Nike isn't sponsoring the world #389 on the tennis circuit. They just aren't. 

The money you spent on the sponsorship could then be used instead to target via digital means your core customer. 

Or you could look towards the influencer market. 

Do UK hockey teams have an influence on the consumer day to day decisions? 

If Robert Dowd say's he uses 'X' product does that correlate to increase in sales for the brand of said product. 

So as a brand looking to invest my money I would evaluate my options. But, I would increase my expenditure in the sport. If they are held to metrics and KPI's.

I'd pay £50,000 as a car dealership. But, I would want the star players to work for me one day a month. I'd use this day to build up hype. 

I'm sure fans would rather buy their new car off their favourite player than a 'sleazy car salesman'. 

For £50,000 I may sell an extra 6-10 cars (1 day a month over the season). I then don't have to pay any commission as the sale was generated through the player (more profit). So my £50,000 outlay has already worked it's way back. 

Win. 

But, first Hockey has to want to do more. 

They have to work harder. 

Each rink board has to be filled. But, they have to provide upfront value first. 

Because, as a brand I have the key. I have the money they desperately need and the puck is firmly in my rink. 

ICE LESSONS: Work-Ethic

Work Ethic

noun

  1. the principle that hard work is intrinsically virtuous or worthy of reward.

Ever bag skated? 

So, this goes with a lot of sports but from my experience work-ethic is the one thing that is always noticed. You may see a player with unreal skills but you'll also notice their work ethic. You notice how hard or in some cases how they aren't working. 

From my time in Hockey very early on we had two Junior coaches that spring to mind that instilled hard work: Fred Perlini and Barry Russell. Fred played in the NHL for the Leafs and Barry is a very successful lawyer. Both Canadian roots and both fascinating hockey brains. But, they instilled hard work from the get-go. 

One hard lap. 

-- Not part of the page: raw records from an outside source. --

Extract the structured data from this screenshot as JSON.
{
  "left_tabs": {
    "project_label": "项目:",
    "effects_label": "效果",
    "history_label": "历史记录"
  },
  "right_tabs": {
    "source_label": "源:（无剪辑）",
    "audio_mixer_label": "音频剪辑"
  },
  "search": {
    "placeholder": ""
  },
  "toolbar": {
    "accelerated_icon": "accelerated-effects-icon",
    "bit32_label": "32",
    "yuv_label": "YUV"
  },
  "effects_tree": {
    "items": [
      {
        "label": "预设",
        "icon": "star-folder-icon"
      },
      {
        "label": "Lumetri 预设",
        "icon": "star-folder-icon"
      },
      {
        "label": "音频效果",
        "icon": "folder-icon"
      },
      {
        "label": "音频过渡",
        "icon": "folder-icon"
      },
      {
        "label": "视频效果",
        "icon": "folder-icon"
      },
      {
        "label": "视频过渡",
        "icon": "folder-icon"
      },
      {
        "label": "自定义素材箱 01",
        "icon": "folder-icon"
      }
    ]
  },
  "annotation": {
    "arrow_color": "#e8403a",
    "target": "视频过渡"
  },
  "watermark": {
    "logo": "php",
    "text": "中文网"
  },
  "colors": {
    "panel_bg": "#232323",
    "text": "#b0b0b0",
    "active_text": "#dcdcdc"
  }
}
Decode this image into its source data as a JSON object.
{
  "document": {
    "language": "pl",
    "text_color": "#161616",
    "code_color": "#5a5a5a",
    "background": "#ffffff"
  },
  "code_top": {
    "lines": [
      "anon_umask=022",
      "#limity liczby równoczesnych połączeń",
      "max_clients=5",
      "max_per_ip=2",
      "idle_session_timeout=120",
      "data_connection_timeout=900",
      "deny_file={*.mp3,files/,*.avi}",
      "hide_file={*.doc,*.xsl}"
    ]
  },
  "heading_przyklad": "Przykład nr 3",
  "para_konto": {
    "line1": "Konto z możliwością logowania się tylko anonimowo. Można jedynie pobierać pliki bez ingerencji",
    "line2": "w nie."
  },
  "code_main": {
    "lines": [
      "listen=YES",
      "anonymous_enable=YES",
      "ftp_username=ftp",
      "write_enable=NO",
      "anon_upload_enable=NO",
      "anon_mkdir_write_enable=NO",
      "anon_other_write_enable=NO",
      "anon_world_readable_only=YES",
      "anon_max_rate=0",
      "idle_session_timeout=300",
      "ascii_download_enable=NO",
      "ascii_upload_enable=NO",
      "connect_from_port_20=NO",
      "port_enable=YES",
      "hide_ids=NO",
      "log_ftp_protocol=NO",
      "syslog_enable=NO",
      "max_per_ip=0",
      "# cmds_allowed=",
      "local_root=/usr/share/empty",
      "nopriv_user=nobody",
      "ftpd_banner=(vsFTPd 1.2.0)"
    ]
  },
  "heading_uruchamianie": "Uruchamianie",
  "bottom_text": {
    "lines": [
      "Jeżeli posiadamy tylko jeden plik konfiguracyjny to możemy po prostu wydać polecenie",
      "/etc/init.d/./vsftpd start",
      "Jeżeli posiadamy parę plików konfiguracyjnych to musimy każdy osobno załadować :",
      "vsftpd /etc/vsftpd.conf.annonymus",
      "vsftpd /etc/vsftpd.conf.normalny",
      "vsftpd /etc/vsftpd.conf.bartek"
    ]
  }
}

After each drill, we'd whistle down and the coach would call a hard lap. Some coaches do this just as routine, but back then they watched who was and who wasn't skating hard. If one person didn't skate hard the whole team was going again. 

This happened every practice. This translated into the rest of the drills and lead to on-ice success. It was the work-ethic instilled. 

In hockey there is no easy victories. The game demands a lot. But, every night you must bring your work-ethic. You can't go through the motions. You get found out. 

There's no place to hide on the ice. In business you can sometimes coast due to the size and nature of the organisation. But, in hockey you can't. The only time you are hiding is if you are on the bench or a healthy scratch.

So, the value and rewards for work-ethic are there to be seen. 

The worst thing in the world for a hockey player is to be described as lazy. 

Because, the lazy players are the first to get cut.